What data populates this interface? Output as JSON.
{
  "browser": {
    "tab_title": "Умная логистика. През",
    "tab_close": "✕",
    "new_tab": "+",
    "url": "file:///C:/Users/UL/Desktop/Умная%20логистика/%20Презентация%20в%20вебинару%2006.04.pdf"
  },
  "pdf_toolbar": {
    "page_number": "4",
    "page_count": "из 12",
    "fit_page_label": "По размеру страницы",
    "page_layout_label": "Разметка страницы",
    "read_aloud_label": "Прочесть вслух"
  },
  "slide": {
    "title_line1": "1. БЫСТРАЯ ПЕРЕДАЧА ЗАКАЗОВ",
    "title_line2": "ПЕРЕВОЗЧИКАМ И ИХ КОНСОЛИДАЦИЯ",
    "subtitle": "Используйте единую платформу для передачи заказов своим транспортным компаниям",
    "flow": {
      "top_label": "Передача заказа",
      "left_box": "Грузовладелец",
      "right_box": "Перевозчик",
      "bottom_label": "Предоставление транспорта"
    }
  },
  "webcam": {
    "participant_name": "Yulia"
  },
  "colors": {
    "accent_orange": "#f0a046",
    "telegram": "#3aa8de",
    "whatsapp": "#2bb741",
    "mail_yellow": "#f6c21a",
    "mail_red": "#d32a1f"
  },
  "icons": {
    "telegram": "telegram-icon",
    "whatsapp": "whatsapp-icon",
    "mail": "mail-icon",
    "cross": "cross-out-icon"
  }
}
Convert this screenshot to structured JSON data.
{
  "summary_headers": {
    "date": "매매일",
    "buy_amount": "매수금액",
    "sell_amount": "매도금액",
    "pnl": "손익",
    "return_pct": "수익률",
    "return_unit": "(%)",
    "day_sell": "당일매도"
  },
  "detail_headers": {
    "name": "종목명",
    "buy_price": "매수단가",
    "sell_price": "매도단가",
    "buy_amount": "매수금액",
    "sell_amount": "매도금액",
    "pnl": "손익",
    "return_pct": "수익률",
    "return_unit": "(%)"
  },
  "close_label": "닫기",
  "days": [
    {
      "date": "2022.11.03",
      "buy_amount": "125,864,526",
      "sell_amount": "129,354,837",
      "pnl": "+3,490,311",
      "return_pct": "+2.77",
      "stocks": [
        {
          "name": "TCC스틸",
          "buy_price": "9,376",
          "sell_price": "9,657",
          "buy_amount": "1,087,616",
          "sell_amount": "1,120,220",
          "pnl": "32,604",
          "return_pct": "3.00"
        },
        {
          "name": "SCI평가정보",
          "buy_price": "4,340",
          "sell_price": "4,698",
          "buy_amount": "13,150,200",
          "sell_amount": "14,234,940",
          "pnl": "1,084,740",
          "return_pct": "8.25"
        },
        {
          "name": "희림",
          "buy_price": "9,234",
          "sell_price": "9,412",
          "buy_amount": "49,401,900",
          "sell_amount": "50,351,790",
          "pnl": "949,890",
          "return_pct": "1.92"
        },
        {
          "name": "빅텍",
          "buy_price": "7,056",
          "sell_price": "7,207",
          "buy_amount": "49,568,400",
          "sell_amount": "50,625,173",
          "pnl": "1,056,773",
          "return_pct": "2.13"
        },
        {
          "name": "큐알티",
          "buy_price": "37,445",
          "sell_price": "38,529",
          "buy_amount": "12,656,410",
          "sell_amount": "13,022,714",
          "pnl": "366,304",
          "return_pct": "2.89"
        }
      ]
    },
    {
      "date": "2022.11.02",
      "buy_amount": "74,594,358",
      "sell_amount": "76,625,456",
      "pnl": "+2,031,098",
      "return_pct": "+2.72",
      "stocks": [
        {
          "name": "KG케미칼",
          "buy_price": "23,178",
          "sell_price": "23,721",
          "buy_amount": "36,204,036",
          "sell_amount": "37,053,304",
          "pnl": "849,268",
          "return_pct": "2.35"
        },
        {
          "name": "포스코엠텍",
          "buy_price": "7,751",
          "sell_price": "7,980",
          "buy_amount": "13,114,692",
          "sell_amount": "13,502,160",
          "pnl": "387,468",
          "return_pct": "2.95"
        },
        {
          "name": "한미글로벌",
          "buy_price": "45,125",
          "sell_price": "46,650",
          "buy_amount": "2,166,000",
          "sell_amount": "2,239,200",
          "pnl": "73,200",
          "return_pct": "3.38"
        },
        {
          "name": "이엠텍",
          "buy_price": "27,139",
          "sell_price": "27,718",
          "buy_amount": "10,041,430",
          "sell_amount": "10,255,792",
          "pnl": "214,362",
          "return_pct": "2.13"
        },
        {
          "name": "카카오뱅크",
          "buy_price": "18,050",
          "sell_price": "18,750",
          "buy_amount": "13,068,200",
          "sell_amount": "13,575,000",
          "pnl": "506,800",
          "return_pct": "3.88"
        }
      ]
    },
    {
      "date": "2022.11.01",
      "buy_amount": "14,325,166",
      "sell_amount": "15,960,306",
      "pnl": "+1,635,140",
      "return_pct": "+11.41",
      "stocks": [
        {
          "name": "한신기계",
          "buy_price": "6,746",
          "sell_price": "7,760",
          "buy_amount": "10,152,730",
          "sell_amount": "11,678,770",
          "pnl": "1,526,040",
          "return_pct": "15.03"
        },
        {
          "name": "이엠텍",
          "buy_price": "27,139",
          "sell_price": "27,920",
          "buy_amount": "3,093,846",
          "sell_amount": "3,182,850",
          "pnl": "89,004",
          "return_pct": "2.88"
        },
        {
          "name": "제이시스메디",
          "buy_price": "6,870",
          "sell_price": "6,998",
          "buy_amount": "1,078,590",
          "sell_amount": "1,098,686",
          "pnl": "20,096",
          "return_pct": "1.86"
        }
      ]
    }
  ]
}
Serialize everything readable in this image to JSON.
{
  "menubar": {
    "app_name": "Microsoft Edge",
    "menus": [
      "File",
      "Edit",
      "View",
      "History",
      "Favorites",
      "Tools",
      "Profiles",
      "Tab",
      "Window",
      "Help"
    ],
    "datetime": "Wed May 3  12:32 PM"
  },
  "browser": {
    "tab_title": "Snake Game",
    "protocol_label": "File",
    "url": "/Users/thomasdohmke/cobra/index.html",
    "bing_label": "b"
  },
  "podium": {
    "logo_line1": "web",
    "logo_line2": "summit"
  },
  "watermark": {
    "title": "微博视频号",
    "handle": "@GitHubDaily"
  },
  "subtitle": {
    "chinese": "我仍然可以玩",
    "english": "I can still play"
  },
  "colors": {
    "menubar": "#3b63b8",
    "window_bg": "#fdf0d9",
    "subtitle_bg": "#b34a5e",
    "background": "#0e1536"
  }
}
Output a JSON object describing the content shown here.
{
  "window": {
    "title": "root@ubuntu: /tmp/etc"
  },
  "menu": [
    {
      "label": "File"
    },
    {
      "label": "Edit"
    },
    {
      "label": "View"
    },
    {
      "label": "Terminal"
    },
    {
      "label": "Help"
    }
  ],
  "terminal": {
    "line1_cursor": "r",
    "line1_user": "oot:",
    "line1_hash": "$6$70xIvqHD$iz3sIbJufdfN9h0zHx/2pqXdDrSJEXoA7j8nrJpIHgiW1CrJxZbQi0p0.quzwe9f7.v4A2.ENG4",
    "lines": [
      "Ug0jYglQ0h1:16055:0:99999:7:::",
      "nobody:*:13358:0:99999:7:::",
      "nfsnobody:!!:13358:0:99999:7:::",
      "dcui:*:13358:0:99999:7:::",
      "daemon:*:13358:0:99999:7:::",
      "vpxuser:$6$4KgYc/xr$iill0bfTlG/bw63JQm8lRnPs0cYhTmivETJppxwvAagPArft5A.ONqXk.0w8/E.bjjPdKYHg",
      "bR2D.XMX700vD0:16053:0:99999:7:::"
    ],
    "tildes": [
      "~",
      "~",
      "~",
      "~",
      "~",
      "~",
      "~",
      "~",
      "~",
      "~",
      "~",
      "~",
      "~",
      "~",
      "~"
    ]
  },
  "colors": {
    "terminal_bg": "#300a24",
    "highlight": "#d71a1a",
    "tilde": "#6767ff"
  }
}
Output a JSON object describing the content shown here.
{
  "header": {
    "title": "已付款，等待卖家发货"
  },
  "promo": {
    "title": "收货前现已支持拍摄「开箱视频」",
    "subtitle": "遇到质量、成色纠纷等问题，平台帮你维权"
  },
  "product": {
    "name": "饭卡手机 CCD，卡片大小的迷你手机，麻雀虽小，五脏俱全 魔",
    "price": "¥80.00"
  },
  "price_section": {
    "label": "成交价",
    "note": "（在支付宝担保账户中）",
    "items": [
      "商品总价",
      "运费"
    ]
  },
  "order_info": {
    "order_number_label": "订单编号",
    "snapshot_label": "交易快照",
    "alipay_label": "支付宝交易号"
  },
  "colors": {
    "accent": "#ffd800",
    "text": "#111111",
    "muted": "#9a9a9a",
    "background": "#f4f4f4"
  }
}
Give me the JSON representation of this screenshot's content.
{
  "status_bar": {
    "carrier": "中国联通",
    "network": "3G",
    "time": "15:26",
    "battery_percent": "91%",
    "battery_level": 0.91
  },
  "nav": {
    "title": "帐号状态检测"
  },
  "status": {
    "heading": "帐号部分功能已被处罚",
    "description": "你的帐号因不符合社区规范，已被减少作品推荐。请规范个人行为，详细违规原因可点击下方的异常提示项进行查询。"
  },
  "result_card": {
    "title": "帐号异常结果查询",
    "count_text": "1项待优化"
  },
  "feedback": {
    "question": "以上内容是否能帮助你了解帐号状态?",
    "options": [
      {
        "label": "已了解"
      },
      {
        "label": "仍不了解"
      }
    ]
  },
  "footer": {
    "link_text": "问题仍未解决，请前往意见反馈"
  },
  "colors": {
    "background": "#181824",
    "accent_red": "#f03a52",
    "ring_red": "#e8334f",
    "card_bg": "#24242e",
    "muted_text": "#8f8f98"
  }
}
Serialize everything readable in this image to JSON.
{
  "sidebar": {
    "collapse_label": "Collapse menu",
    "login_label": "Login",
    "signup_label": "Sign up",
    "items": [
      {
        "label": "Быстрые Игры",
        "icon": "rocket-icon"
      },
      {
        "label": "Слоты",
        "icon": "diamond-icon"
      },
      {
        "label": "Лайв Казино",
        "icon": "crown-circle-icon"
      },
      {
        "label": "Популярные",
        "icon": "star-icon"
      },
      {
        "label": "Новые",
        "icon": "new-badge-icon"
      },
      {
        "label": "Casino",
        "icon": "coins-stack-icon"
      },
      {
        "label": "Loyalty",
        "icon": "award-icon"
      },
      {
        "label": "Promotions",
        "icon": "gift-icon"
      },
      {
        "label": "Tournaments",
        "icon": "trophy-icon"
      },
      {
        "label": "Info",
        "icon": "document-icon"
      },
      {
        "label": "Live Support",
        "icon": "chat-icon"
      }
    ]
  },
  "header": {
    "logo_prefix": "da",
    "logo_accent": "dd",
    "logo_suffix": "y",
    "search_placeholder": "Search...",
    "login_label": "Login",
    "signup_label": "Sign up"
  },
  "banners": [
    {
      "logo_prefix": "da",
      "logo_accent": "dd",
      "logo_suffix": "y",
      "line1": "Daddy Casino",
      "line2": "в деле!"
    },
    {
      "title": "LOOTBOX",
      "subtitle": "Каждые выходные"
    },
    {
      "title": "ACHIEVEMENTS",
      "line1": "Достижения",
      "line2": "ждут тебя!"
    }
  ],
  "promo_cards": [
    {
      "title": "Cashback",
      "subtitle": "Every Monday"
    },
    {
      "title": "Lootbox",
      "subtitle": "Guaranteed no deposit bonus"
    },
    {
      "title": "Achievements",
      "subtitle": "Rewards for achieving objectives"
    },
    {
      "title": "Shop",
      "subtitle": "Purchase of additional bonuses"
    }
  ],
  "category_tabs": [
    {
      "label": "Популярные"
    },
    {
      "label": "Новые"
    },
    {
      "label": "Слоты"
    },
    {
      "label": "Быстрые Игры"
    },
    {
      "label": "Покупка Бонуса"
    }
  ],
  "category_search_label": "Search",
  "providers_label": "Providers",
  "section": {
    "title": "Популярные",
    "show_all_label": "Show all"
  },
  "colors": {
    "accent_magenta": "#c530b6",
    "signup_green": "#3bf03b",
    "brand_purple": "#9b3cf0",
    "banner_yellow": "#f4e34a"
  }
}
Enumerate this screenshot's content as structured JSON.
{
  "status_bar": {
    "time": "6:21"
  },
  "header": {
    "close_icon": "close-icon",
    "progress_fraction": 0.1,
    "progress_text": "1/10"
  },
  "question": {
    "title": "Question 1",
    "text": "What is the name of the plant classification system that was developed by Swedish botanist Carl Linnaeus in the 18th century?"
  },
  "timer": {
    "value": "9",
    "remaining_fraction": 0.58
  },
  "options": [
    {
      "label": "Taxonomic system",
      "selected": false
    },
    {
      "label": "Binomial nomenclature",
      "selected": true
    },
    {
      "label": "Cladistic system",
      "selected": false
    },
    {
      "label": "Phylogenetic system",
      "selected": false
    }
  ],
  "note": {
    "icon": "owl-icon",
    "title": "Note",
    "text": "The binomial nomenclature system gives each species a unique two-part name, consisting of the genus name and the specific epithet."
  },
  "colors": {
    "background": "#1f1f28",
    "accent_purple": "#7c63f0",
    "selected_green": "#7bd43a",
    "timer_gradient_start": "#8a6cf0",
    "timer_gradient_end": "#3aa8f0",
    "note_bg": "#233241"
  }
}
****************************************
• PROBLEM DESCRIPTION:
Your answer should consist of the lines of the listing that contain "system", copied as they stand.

• EXERCISE ANSWER:
    "text": "What is the name of the plant classification system that was developed by Swedish botanist Carl Linnaeus in the 18th century?"
      "label": "Taxonomic system",
      "label": "Cladistic system",
      "label": "Phylogenetic system",
    "text": "The binomial nomenclature system gives each species a unique two-part name, consisting of the genus name and the specific epithet."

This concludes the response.